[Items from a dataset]
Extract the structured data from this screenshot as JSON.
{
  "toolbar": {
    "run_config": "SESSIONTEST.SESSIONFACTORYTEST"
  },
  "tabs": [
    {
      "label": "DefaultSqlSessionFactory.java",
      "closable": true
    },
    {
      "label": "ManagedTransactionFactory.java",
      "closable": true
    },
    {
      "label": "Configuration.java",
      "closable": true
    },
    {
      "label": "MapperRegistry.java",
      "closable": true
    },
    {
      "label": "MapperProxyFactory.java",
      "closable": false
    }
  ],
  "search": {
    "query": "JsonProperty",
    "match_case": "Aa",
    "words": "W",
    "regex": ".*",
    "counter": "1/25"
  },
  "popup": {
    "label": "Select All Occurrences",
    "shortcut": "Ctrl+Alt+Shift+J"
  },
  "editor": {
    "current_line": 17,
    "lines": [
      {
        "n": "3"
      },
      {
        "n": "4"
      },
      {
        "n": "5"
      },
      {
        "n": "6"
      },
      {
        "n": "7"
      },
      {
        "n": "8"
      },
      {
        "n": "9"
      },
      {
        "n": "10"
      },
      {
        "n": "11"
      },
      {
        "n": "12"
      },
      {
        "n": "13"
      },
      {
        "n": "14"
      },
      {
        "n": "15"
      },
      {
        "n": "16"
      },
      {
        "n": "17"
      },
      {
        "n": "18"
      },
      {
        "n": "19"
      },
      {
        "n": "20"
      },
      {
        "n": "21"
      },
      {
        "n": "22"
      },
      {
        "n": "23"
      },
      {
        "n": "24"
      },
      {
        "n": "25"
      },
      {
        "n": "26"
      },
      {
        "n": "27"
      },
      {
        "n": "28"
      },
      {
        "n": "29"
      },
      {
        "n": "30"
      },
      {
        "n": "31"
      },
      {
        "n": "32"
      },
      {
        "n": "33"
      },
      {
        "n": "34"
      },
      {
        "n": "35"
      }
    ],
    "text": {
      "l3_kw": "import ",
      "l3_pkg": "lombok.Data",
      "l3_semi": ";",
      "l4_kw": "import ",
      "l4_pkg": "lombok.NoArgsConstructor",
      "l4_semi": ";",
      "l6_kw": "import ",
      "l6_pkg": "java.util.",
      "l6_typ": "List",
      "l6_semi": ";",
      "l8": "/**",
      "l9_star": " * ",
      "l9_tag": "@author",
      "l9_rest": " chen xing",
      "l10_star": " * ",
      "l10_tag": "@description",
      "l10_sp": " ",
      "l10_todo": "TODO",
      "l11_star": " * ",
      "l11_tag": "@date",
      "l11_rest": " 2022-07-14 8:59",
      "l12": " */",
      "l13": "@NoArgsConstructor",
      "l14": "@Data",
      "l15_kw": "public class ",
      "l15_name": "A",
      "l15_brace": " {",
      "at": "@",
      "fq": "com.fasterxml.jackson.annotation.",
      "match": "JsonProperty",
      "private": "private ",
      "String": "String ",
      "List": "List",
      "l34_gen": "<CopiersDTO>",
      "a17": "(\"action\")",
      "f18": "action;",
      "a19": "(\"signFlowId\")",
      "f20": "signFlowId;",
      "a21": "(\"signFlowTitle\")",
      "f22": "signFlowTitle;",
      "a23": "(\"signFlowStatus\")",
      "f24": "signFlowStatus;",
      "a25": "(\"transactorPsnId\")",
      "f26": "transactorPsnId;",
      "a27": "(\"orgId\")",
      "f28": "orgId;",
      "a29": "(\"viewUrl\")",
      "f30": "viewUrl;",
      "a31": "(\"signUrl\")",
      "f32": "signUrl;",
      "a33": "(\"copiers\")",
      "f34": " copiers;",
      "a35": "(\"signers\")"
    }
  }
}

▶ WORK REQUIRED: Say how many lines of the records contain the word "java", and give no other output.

▶ ANSWER: 6